Iranian Islamic Republic Day (Persian: روز جمهوری اسلامی‎) is Farvardin 12 that known as Ruz e Jomhuri ye Eslāmi.[1] This day is a national[2] and a public holiday in Iran.[3][4][5] On Iranian Solar Hijri calendar, this day is registered as the anniversary of the 1979 establishment of the Islamic Republic and celebrated by people.[6] Two months after victory of the Islamic Revolution on 1979, the new government held the Iranian Islamic Republic referendum on the 10th and 11th of Farvadin (30th and 31 March) for changing the Pahlavi dynasty with an Islamic Republic. On 12 Farvadin, the referendum results were announced, with 98.2 percent of the Iranians voting for an Islamic Republic.[7][2][8]

Before the referendum, some political groups suggested various name for the ideology of the revolution, such as a Republic (without Islam) or democratic republic. But Ruhollah Khomeini, the founder of the Islamic Republic of Iran, asked the people to vote for an the Islamic Republic, not a word more and not one less word.[8][9]

12 Farvardin is a book about events of Islamic Republic Day by Saeed Zahedi. Also other books were published about this day.[10]

12 Farvardin is also the day of the Martyrdom of Imam Ali al-Najqi al-Hadī.[11]

The day usually falls on April 1, however, as it is determined by the vernal equinox, the date can change if the equinox does not fall on March 21. In 2016, it was on March 31,[12] and in 2017 the date was back to April 1.[13]

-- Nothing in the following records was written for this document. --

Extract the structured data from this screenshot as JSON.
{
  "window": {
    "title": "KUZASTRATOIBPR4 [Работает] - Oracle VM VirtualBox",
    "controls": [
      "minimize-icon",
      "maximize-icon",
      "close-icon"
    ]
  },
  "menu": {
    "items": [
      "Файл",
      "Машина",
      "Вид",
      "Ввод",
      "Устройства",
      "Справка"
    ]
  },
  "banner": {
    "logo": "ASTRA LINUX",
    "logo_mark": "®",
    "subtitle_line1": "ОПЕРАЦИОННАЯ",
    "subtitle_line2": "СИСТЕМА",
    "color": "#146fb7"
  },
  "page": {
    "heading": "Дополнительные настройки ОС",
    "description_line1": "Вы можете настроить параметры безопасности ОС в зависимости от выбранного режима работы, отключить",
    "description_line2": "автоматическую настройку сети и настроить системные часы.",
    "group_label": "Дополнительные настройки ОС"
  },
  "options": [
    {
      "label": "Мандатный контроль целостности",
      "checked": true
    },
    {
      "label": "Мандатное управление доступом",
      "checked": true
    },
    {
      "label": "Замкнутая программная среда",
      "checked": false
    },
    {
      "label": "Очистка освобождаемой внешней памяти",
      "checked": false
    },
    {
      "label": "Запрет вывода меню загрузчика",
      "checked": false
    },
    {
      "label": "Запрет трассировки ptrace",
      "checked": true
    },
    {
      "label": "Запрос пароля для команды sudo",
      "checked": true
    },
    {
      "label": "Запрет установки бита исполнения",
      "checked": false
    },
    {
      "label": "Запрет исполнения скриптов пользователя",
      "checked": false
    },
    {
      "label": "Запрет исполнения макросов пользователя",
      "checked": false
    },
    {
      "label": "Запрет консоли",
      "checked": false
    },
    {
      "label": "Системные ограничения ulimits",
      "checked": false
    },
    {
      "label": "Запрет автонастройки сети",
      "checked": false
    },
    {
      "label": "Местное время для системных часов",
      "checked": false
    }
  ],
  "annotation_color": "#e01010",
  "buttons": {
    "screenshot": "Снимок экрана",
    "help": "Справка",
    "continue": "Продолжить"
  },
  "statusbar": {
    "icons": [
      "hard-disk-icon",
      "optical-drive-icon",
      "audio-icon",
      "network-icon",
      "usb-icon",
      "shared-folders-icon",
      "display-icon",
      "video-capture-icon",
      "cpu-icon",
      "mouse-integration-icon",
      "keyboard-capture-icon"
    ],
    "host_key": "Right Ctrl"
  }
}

References[edit]

  1. ^ National Geospatial-intelligence Agency (1 January 2005). Prostar Sailing Directions 2005 South Atlantic Ocean and Indian Ocean Planning Guides. ProStar Publications. p. 156. ISBN 978-1-57785-752-5.
  2. ^ a b "Iran Islamic Republic Day". AnnivHol-2000. p. 55. Retrieved 1 March 2016.
  3. ^ Vijeya Rajendra; Gisela T. Kaplan; Rudi Rajendra (1 May 2003). Iran. Marshall Cavendish. p. 137. ISBN 978-0-7614-1665-4.
  4. ^ Central Intelligence Agency (24 November 2015). The CIA World Factbook 2016. Skyhorse Publishing Company, Incorporated. p. 2382. ISBN 978-1-5107-0089-5.
  5. ^ Lauren Spencer (2004). Iran: A Primary Source Cultural Guide. The Rosen Publishing Group. p. 62. ISBN 978-0-8239-4000-4.
  6. ^ "Iran's Annual Celebration of the Islamic Republic Day". www.aglobalworld.com. Holidays Around the World. Retrieved 1 March 2016.
  7. ^ Ibrahim Moussawi. Shi‘ism and the Democratisation Process in Iran: With a focus on Wilayat al-Faqih. pp. Chapter Six.
  8. ^ a b "The first election held after the revolution / day when the government took the poor". Fars News Agency. 1 April 2014. Retrieved 1 March 2016.
  9. ^ "Islamic Republic Day". Islamic Revolution Document Center. Retrieved 1 March 2016.
  10. ^ "Bibliography 1 April 1979; Day of Islamic Republic of Iran". Iran's Book News Agency. 31 March 2009. Retrieved 1 March 2016.
  11. ^ "Calendar of the Islamic Republic of Iran". Retrieved 22 August 2017.
  12. ^ https://www.vercalendario.info/en/calendars/persian-calendar/compare-1395.html
  13. ^ http://calendar.zoznam.sk/persian_calendar-en.php